I do it by ripping on the IASB as often as I am allowed to, infiltrating the Hill to sniff out what’s the latest in CPA lobbying efforts and getting in as many F bombs as I can on the dry subject of accounting. That’s all I can do. I can’t abandon my day job to hang out in Manhattan eating vegan paninis. I can make and distribute offensive Bernanke fridge magnets.

I completely understand why people are attracted to Occupy Wall Street; the part I’m struggling with is why so many of the 99 Percenters seem obsessed with this thing called “fairness” that does not, in fact, exist. Is it fair that any of us have to drag our asses to work every day and do what we do? Is it fair that Becker costs $3,000 and doesn’t pass the CPA exam for you? Is it fair that many of you are drowning in student loan debt and seemingly forced to get Master’s degrees just to work in your field? Is it fair that Caleb gets listed in all the accounting publications and I’m stuck as the sidekick hack who always manages to piss people off? This world is unfair, sorry to be the bearer of bad news. I have to write about accounting every day of my life, it’s un-fucking-fair, we get it.

In my view (for whatever that is worth, which is probably not more than our company pays me to write this post), the ultimate rebellion is assimilating and infiltrating the establishment to enact real change from the inside. Are partners scared as shit of this website? Yes. If they’re threatening you with termination if you even dare to write us for advice, we’re doing something right. And I didn’t even have to not shave my armpits to accomplish that (but Caleb probably shaved his).

Are any of you going to independently revolutionize the accounting industry? Probably not. But collectively, you have scared the pants off of lazy ass recruiters and partners across this country who thought you didn’t have it in you. They read us because they feel like they have to or else they’ll lose touch with what you guys are thinking, and it scares the living shit out of them. In my mind, that’s a far more effective message to send the The Establishment, whoever the hell they are.

I fully support the fundamental sentiment of Occupy Wall Street but much prefer fulfilling my incendiary duties here trying to get accounting kids riled up and questioning why they put up with the shit they do. Working mothers in public accounting should be allowed to have children. Interns should be allowed to ask questions (even dumb ones). Auditors should be expected to question last year’s logic. It’s not complicated but it’s important work that a lot of you do, and I hope that you get that.

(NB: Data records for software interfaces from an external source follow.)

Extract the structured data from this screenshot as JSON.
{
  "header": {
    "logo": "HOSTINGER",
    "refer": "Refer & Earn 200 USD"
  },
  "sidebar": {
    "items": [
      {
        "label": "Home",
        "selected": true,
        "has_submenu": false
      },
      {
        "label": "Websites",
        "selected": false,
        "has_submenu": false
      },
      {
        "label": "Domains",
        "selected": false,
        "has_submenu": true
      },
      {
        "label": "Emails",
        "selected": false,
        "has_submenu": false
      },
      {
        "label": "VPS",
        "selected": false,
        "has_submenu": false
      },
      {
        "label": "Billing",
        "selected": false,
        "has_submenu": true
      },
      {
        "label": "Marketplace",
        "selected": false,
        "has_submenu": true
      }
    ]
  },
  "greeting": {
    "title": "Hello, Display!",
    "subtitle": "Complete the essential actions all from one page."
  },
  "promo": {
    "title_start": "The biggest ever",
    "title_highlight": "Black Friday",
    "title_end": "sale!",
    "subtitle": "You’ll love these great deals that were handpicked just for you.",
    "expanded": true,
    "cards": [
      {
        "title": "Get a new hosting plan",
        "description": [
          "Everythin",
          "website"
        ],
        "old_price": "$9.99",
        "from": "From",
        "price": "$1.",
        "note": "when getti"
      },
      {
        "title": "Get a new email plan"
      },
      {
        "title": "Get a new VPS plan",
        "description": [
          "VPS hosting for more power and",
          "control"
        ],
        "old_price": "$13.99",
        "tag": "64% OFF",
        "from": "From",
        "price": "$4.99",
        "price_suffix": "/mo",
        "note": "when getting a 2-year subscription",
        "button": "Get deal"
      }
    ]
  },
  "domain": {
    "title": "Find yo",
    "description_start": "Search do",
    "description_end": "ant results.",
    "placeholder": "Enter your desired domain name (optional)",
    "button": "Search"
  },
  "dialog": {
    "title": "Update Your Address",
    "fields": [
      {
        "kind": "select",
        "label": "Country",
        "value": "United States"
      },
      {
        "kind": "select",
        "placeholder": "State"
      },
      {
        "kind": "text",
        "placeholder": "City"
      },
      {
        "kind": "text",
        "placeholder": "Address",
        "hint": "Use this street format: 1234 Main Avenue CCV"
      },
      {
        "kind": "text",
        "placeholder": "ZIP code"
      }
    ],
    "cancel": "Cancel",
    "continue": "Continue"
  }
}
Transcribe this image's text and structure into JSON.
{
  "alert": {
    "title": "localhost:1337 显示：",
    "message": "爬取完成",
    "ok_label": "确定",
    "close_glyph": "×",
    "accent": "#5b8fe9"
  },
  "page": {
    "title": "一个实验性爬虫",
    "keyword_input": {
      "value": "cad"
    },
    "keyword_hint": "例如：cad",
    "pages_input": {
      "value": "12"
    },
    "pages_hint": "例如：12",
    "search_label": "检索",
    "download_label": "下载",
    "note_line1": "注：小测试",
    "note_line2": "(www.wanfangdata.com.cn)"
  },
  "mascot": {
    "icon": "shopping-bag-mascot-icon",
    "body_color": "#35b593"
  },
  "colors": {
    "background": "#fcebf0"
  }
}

It is not your fault that we’re here. Many of you just followed the rules.

Thanks for letting me be a part of that. Beats standing around with a fucking sign, that’s for sure.

Earlier:
Wanted: Accountants for Large Protest; Organizational Skills and Experience with Anything Slightly Resembling a Expense Reimbursement Policy a Plus [GC]